    Just my two-penneth worth.

    JT


    Overall, I agree. There is a balance between being prerelease and being semi-usable. I would be interested in seeing what you have done with it so far, if you're willing to share.

    Cheers,
    Trevor Sullivan
    Microsoft MVP: PowerShell


    If this post was helpful, please click the little "Vote as Helpful" button :)

    Trevor Sullivan
    Trevor Sullivan's Tech Room
    Twitter Profile

    Tuesday, August 19, 2014 1:16 PM
  • Overall, I agree. There is a balance between being prerelease and being semi-usable. I would be interested in seeing what you have done with it so far, if you're willing to share.

    Lots of noodling around. I hope to compile into a blog post at some point! Biggest learning point so far is don't assume that the cmdlets you know and love work the same way when used in a workflow!
    Tuesday, August 19, 2014 1:20 PM
  • Yes, realizing runbooks are PowerShell Workflow and not PowerShell seems to be the biggest thing our users need to know - once they know that they can make sure whatever they are doing works in PowerShell Workflow, and if it does it should work in an Azure Automation runbook. From there it is all about the PowerShell Workflow documentation, which there is a lot of between technical docs and blog posts, but of course we have a variety of documents for Azure Automation as well:

    Getting Started Guide 

    Automation Documentation

    Authoring Automation Runbooks 

    Plus our samples and community content and blog posts 

    That said, this is a new, preview service. It is meant to be previewed. Over time, more features, documentation, samples, blog posts, and tools will be released to make things easier and clearer.

    Jamie on your asks, the first three are all related and will be released by GA.

    • Azure Automation ISE authoring guide + EmulatedAutomationActivities module
    • New-AzureAutomationAccount cmdlet
    • Cmdlets for deploying assets.

    As for this one, the reason I keep ducking an exact answer is because I cannot give an exact date, unfortunately.

    • When does AA go GA?

    Tuesday, August 19, 2014 7:12 PM
  • Jamie on your asks, the first three are all related and will be released by GA.

    • Azure Automation ISE authoring guide + EmulatedAutomationActivities module
    • New-AzureAutomationAccount cmdlet
    • Cmdlets for deploying assets.

    As for this one, the reason I keep ducking an exact answer is because I cannot give an exact date, unfortunately.

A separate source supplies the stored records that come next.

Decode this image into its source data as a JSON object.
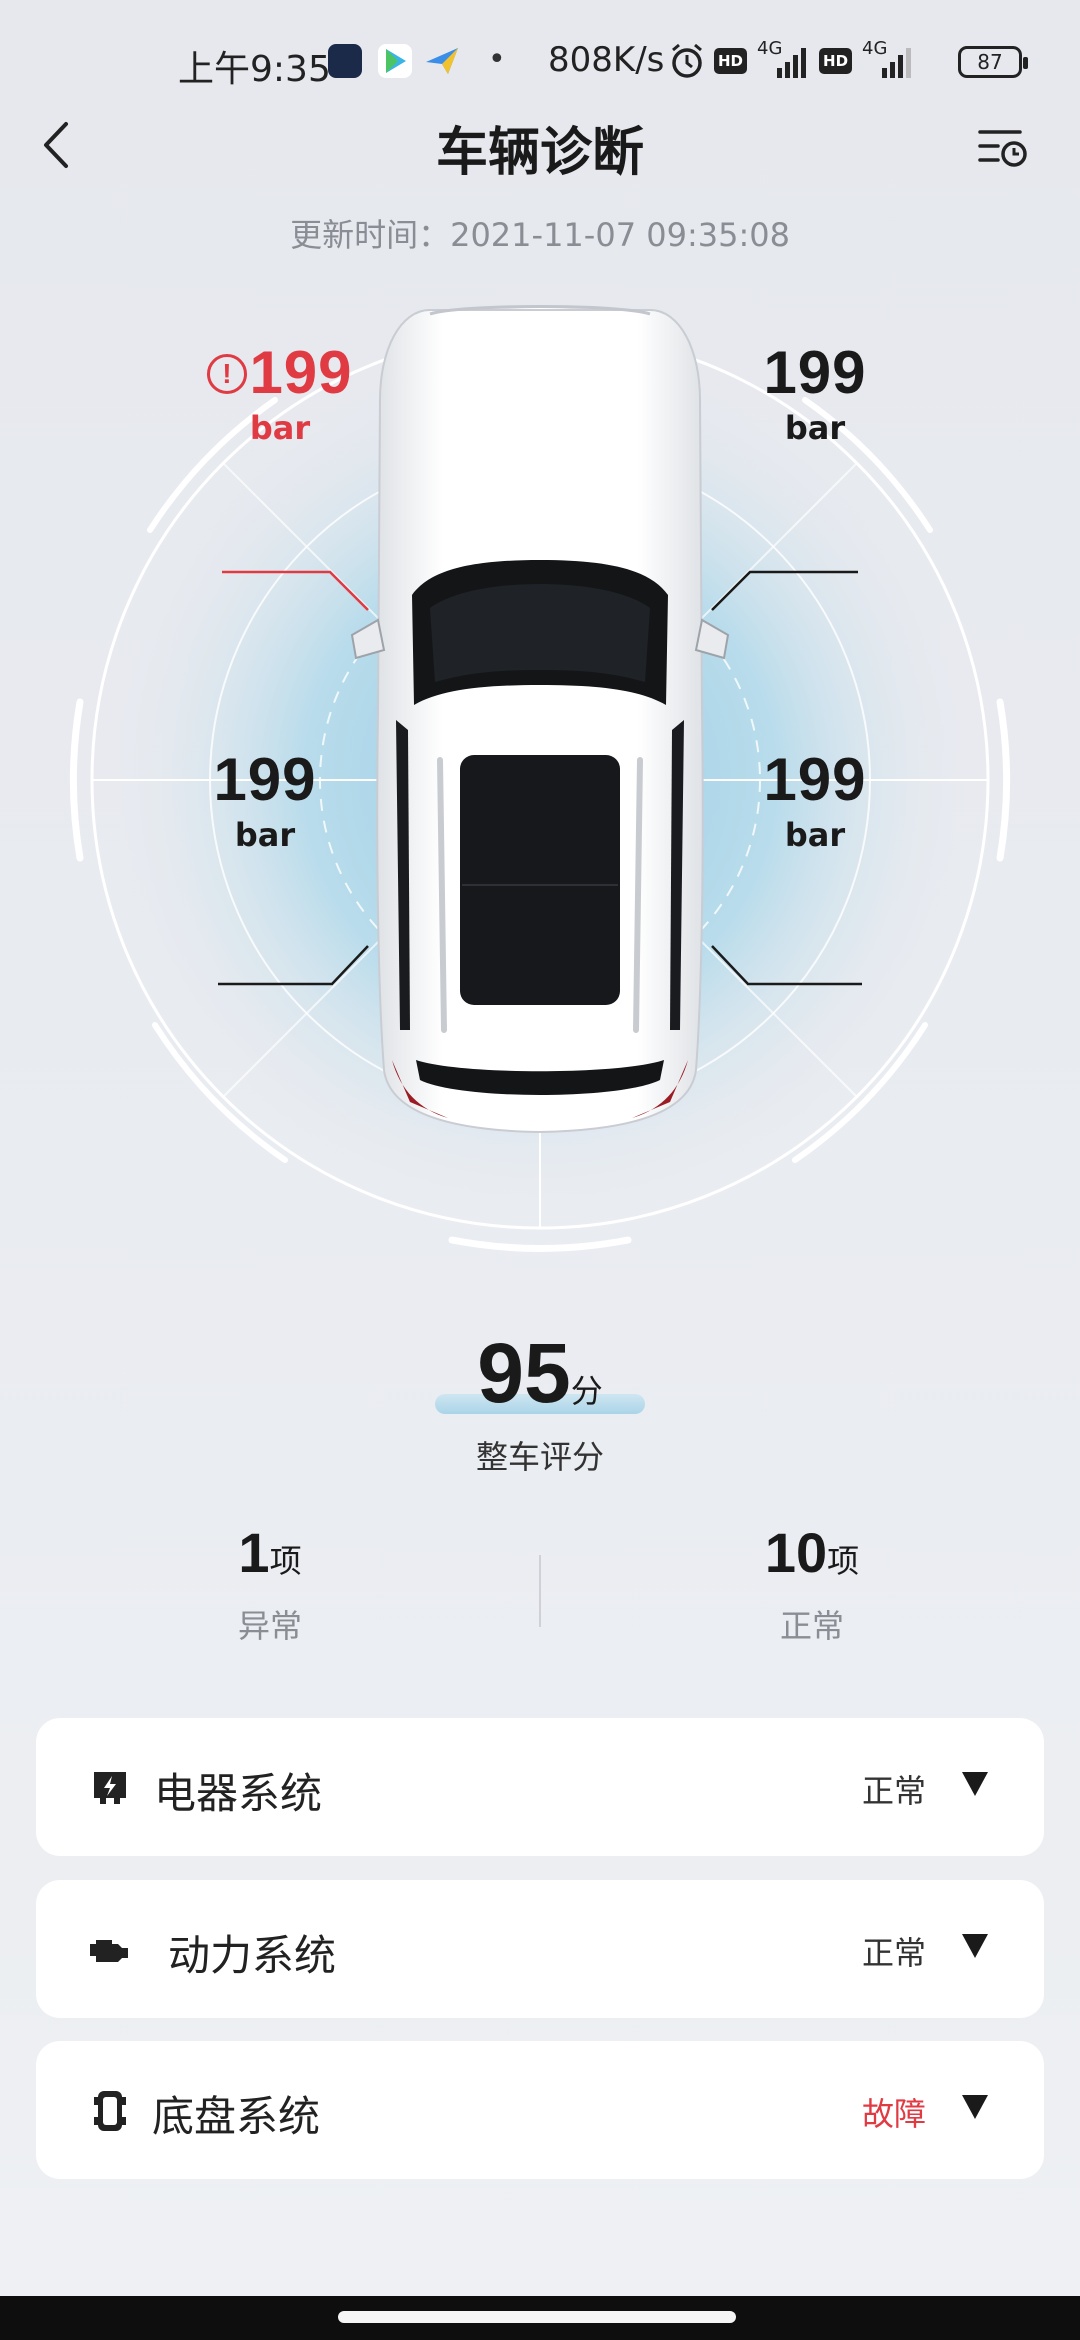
{
  "status_bar": {
    "time": "上午9:35",
    "net_speed": "808K/s",
    "hd1": "HD",
    "net1": "4G",
    "hd2": "HD",
    "net2": "4G",
    "battery": "87"
  },
  "header": {
    "title": "车辆诊断",
    "update_label": "更新时间：",
    "update_time": "2021-11-07 09:35:08"
  },
  "tires": {
    "front_left": {
      "value": "199",
      "unit": "bar",
      "status": "alert"
    },
    "front_right": {
      "value": "199",
      "unit": "bar",
      "status": "normal"
    },
    "rear_left": {
      "value": "199",
      "unit": "bar",
      "status": "normal"
    },
    "rear_right": {
      "value": "199",
      "unit": "bar",
      "status": "normal"
    }
  },
  "warning_symbol": "!",
  "score": {
    "value": "95",
    "unit": "分",
    "label": "整车评分"
  },
  "stats": {
    "abnormal": {
      "count": "1",
      "unit": "项",
      "label": "异常"
    },
    "normal": {
      "count": "10",
      "unit": "项",
      "label": "正常"
    }
  },
  "systems": [
    {
      "name": "电器系统",
      "status": "正常",
      "icon": "electrical-icon"
    },
    {
      "name": "动力系统",
      "status": "正常",
      "icon": "engine-icon"
    },
    {
      "name": "底盘系统",
      "status": "故障",
      "icon": "chassis-icon"
    }
  ],
  "colors": {
    "alert": "#e03a43",
    "accent_glow": "#a9d4e8",
    "card_bg": "#ffffff"
  }
}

    • When does AA go GA?

    Yes, I fully expected that, but you can't blame me for trying :)

    Thanks for all your great responses to my questions so far Joe.

    Tuesday, August 19, 2014 9:15 PM